Published:  02 August, 2018

In case you missed some of the headlines this week on, here’s a review of the top online news, analysis, opinions and features.

Top stories: Looking to the future of the industry is a major part of our remit here at Harpers.

But the future seemed closer and more pressing than ever this week following Bibendum’s southern hemisphere report, which concluded that South Africa suffered one its most difficult harvests ever in 2018.

Such reports, where the tangible effects of climate change can be seen wreaking havoc in vineyards, was given further credence by a leadership summit on climate change attended by none other than Barack Obama.

Harpers editor Andrew Catchpole attended the summit in Oporto, where the “inconvenient truth” of climate change was debated with sponsorship from Taylor’s Port owners The Fladgate Partnership.

“Mass mobilisation, and not just rely[ing] on the experts at the top,” is paramount said the former POTUS and Nobel Peace Prize winner, if industries – both agricultural and non-agricultural – can hope to slow global warming by cutting down on pollution.

Looking at both the long and short term, Berry Bros. & Rudd chief executive Dan Jago talked about the need to promote the industry as a serious career decision, rather than a lifestyle choice.

And we continued our “Looking ahead” web series with Neil Bruce at Fuller’s and The Oxford Wine Company’s Ted Sandbach.

The series, which will continue to run throughout August, is your weather forecast for the second half of 2018, looking out for main clouds and sunny spells, challenges and opportunities that are likely to affect the trade.

Analysis and Insights:
The Climate Change Leadership Porto Summit not only aimed to highlight the impact of climate change – it was a call to action for trade worldwide.

The event was the platform on which Adrian Bridge, chief executive of The Fladgate Partnership chose to launch an ambitious new initiative, the Porto Protocol.

Find out more about how this far-reaching charter is asking industries – starting with wine but aiming to branch outwards – to proceed with leadership and action, not just words.

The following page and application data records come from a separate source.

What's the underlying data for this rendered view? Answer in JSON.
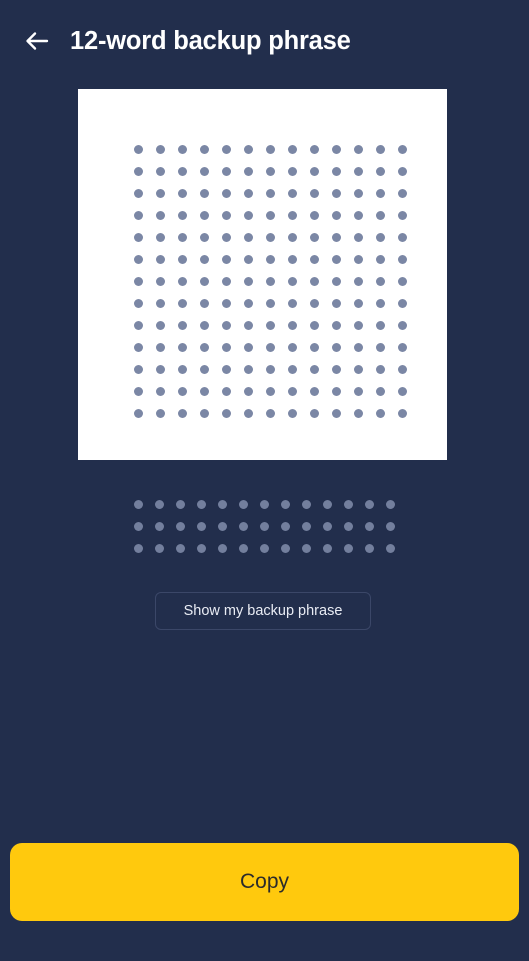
{
  "theme": {
    "background": "#222e4c",
    "card_background": "#ffffff",
    "dot_color": "#7b87a5",
    "accent": "#ffc90d",
    "accent_text": "#2b2b2b",
    "title_color": "#ffffff",
    "outline_border": "#3b4768"
  },
  "header": {
    "back_icon": "arrow-left-icon",
    "title": "12-word backup phrase"
  },
  "qr_card": {
    "icon": "qr-code-icon",
    "columns": 13,
    "rows": 13,
    "dot_color": "#7b87a5"
  },
  "phrase_mask": {
    "columns": 13,
    "rows": 3,
    "dot_color": "#737f9d"
  },
  "reveal_button": {
    "label": "Show my backup phrase"
  },
  "primary_button": {
    "label": "Copy"
  }
}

Elsewhere, we looked at the re-emerging regions which have fallen out of vogue in recent years but are now re-gaining their kudos.

We turned to the independent on- and off-trades for the lowdown on Cava, where requests for own-label are on the rise.

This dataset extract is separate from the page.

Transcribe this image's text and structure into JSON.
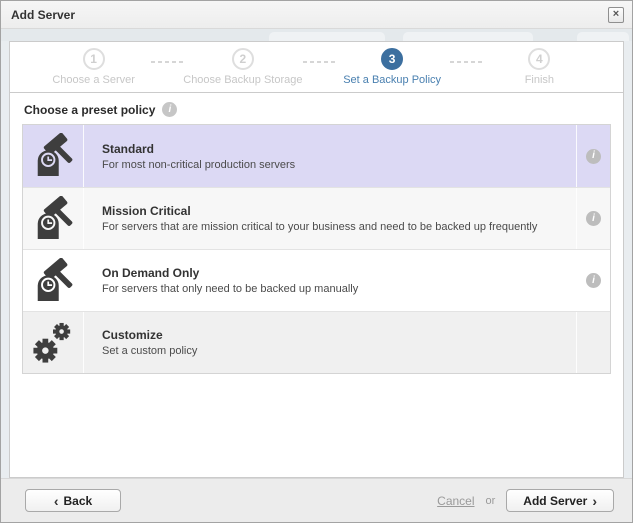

And far from suffering from its mass-market appeal, signs show that Malbec, Argentina’s flagship, is heading for the next level.

People and Opinion:
Should winemaking be ruled by the head or the heart?

There is a fine line between determined passion and romanticism, argues Tim Atkin MW in his latest column.

And we concluded our hybrid-focused meet the buyer series with Gregory Andrews and Arancha Lopez, who gave us the lowdown on how they juggle retail and in-house hospitality.